# [To do]
Give the count of lines in the records below that contain "Spaans", with no other words.

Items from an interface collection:
****

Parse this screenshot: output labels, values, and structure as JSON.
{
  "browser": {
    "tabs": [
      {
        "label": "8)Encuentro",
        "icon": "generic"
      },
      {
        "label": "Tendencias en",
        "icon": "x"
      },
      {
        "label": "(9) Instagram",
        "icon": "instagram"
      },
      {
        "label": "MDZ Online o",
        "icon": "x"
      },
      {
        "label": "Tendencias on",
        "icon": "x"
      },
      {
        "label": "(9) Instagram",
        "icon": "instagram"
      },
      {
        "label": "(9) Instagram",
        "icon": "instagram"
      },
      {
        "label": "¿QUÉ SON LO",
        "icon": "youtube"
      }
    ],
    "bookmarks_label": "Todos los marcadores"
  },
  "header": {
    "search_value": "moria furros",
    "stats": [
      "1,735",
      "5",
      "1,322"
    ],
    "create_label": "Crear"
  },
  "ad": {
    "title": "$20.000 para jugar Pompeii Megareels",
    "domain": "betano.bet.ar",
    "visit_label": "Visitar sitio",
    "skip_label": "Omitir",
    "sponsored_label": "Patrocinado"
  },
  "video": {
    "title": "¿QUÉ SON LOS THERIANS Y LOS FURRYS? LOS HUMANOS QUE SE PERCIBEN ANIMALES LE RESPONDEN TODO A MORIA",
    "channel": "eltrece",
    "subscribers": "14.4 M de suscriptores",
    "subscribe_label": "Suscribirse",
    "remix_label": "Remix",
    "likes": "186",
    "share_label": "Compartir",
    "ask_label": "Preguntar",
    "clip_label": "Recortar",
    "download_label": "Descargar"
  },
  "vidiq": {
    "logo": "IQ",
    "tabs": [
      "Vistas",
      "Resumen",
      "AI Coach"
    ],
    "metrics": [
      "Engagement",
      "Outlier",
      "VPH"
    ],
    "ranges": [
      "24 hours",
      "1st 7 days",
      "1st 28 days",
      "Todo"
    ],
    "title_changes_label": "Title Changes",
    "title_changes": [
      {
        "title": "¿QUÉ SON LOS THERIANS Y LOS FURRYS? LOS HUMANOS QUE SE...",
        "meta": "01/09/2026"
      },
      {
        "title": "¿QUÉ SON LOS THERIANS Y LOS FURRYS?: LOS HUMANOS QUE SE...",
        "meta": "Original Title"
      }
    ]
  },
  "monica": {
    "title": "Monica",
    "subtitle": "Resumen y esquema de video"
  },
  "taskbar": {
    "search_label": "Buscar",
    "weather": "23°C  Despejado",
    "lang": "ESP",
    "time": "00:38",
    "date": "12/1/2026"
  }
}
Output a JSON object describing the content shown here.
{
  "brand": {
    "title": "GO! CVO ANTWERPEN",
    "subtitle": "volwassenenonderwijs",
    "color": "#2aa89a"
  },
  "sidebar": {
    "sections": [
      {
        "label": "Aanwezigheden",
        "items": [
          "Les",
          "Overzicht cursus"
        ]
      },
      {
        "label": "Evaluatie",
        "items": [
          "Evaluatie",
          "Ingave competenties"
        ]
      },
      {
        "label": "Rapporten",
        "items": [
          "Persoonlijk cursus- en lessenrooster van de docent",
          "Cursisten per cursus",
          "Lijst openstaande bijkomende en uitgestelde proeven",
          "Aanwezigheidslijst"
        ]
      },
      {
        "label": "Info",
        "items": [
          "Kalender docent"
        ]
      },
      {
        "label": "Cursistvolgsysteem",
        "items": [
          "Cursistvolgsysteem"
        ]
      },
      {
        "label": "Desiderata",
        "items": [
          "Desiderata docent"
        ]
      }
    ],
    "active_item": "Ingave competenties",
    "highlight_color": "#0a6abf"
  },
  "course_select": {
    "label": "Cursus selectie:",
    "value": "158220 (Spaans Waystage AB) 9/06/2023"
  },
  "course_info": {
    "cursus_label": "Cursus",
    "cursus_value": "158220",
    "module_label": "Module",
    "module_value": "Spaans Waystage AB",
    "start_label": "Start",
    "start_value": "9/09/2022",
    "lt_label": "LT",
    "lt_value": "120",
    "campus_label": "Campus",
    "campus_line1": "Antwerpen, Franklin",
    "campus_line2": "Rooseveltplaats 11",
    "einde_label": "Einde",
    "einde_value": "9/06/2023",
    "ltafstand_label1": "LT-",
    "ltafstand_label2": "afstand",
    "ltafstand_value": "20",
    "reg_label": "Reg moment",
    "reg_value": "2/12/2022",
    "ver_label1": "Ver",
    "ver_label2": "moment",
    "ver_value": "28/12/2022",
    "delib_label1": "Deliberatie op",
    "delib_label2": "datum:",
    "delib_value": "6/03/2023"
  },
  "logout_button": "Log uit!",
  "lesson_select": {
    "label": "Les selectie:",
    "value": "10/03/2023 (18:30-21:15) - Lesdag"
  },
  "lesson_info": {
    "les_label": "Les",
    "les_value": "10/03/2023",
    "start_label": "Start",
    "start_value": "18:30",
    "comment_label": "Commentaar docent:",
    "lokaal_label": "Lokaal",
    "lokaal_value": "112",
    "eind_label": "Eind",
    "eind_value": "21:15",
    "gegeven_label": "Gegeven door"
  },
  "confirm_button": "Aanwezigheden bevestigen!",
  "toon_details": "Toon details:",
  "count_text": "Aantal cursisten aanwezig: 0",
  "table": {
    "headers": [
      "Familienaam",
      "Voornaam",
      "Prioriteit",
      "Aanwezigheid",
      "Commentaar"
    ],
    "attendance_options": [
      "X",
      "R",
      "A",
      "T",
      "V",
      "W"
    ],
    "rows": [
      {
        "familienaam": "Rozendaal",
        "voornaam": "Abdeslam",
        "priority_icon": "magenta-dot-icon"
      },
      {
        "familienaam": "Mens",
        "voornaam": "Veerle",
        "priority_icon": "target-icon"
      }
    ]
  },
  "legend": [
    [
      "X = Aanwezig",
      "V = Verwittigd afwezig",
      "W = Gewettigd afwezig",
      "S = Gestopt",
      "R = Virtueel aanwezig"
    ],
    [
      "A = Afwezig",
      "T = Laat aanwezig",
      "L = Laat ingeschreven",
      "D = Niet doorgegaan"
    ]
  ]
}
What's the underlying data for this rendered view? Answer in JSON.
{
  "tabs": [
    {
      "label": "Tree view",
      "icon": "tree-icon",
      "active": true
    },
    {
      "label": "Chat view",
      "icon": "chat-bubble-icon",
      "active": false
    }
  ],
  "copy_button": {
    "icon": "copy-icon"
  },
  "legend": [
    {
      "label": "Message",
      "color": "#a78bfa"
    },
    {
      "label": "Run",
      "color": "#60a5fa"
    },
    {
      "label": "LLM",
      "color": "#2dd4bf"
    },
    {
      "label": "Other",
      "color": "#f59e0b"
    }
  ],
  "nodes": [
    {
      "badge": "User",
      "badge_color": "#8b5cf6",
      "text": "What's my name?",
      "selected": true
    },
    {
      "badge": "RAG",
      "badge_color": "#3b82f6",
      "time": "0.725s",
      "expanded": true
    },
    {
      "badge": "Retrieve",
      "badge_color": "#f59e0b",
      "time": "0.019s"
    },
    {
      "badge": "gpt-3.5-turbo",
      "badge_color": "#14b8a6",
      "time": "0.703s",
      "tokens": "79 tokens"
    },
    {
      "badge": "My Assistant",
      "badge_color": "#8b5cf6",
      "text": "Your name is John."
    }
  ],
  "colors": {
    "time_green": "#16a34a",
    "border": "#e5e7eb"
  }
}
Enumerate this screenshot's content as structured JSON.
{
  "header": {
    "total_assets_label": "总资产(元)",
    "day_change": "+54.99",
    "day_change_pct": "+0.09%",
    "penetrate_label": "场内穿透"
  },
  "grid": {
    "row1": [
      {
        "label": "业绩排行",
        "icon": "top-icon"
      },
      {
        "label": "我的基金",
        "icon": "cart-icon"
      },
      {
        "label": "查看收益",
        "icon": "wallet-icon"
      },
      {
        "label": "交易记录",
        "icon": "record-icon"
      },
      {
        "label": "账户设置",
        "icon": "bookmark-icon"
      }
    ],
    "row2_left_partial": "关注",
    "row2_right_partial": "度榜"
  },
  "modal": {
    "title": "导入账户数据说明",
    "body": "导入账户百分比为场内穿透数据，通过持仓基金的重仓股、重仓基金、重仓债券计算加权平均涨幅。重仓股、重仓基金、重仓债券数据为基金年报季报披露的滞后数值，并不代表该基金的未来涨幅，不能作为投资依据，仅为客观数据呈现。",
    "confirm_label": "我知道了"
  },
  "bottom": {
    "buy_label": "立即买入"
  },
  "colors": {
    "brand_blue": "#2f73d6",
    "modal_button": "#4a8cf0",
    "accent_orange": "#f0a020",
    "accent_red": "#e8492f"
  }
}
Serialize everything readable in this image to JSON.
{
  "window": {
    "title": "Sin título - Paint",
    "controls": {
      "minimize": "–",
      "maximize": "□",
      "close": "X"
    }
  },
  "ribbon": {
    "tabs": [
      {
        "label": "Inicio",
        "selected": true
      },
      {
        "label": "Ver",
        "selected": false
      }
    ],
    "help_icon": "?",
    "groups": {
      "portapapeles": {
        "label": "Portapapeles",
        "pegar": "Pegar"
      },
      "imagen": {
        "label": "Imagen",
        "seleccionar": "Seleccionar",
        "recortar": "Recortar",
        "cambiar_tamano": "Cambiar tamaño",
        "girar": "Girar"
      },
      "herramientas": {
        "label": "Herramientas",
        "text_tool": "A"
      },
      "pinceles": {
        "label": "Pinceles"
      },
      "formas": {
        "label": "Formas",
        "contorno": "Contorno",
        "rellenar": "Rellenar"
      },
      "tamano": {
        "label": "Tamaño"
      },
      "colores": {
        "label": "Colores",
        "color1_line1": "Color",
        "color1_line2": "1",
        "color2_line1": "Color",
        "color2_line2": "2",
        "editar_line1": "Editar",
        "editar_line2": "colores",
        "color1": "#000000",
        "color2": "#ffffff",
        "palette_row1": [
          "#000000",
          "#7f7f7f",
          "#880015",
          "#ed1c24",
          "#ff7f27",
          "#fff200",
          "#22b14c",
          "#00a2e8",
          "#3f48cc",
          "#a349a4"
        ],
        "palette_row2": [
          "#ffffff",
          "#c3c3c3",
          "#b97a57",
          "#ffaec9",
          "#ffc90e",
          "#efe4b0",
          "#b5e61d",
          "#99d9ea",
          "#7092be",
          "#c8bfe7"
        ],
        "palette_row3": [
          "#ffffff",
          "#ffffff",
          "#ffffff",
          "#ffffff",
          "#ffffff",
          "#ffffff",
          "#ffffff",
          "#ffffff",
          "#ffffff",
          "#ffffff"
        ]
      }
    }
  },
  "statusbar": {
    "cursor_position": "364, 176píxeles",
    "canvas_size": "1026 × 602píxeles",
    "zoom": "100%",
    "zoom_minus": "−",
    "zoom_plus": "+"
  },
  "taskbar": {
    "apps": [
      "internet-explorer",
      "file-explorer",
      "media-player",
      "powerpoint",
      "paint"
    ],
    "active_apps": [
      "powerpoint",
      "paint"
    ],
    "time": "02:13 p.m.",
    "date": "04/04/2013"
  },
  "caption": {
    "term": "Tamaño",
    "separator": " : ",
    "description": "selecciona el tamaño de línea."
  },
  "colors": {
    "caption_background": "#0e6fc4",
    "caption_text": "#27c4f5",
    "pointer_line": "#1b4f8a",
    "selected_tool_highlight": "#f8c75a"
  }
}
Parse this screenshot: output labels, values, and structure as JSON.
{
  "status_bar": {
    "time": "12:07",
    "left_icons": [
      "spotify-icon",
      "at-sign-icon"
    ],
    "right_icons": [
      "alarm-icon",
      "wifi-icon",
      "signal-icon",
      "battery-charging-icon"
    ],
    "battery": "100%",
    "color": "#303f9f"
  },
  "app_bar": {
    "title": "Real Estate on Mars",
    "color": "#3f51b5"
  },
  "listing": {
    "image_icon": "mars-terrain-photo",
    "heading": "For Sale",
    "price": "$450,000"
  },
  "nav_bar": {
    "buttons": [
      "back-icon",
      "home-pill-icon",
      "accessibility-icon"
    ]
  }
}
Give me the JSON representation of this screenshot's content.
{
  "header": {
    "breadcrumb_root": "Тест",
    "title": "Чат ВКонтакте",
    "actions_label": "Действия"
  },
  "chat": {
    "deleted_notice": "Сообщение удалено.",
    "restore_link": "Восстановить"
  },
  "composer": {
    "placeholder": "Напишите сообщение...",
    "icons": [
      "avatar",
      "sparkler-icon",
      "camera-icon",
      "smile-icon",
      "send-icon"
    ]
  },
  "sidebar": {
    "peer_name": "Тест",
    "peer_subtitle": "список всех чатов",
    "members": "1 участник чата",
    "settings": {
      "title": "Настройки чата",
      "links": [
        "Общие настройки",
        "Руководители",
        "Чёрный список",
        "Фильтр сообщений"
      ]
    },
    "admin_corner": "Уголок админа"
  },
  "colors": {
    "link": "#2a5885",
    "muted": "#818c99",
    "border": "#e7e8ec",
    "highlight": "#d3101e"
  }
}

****

# [Solution]
2